+++ The input

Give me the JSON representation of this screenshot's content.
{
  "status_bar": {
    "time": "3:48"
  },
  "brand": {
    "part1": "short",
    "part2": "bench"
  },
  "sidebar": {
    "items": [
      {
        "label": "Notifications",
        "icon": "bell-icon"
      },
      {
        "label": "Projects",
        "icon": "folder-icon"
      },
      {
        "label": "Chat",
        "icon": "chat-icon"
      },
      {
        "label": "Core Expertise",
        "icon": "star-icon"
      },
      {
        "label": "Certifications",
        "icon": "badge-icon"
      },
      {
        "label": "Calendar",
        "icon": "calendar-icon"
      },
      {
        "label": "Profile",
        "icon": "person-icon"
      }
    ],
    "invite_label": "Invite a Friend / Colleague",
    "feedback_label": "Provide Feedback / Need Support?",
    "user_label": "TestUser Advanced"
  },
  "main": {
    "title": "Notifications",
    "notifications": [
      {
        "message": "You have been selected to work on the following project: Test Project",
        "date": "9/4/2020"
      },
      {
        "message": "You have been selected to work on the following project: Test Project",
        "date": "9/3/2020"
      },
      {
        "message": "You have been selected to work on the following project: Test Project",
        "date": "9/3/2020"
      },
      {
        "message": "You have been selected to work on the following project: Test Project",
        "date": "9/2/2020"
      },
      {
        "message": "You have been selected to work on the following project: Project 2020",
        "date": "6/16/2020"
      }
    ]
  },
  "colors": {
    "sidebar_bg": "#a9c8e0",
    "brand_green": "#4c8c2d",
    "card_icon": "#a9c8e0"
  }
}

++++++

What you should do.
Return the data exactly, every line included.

Expected output.
Give me the JSON representation of this screenshot's content.
{
  "status_bar": {
    "time": "3:48"
  },
  "brand": {
    "part1": "short",
    "part2": "bench"
  },
  "sidebar": {
    "items": [
      {
        "label": "Notifications",
        "icon": "bell-icon"
      },
      {
        "label": "Projects",
        "icon": "folder-icon"
      },
      {
        "label": "Chat",
        "icon": "chat-icon"
      },
      {
        "label": "Core Expertise",
        "icon": "star-icon"
      },
      {
        "label": "Certifications",
        "icon": "badge-icon"
      },
      {
        "label": "Calendar",
        "icon": "calendar-icon"
      },
      {
        "label": "Profile",
        "icon": "person-icon"
      }
    ],
    "invite_label": "Invite a Friend / Colleague",
    "feedback_label": "Provide Feedback / Need Support?",
    "user_label": "TestUser Advanced"
  },
  "main": {
    "title": "Notifications",
    "notifications": [
      {
        "message": "You have been selected to work on the following project: Test Project",
        "date": "9/4/2020"
      },
      {
        "message": "You have been selected to work on the following project: Test Project",
        "date": "9/3/2020"
      },
      {
        "message": "You have been selected to work on the following project: Test Project",
        "date": "9/3/2020"
      },
      {
        "message": "You have been selected to work on the following project: Test Project",
        "date": "9/2/2020"
      },
      {
        "message": "You have been selected to work on the following project: Project 2020",
        "date": "6/16/2020"
      }
    ]
  },
  "colors": {
    "sidebar_bg": "#a9c8e0",
    "brand_green": "#4c8c2d",
    "card_icon": "#a9c8e0"
  }
}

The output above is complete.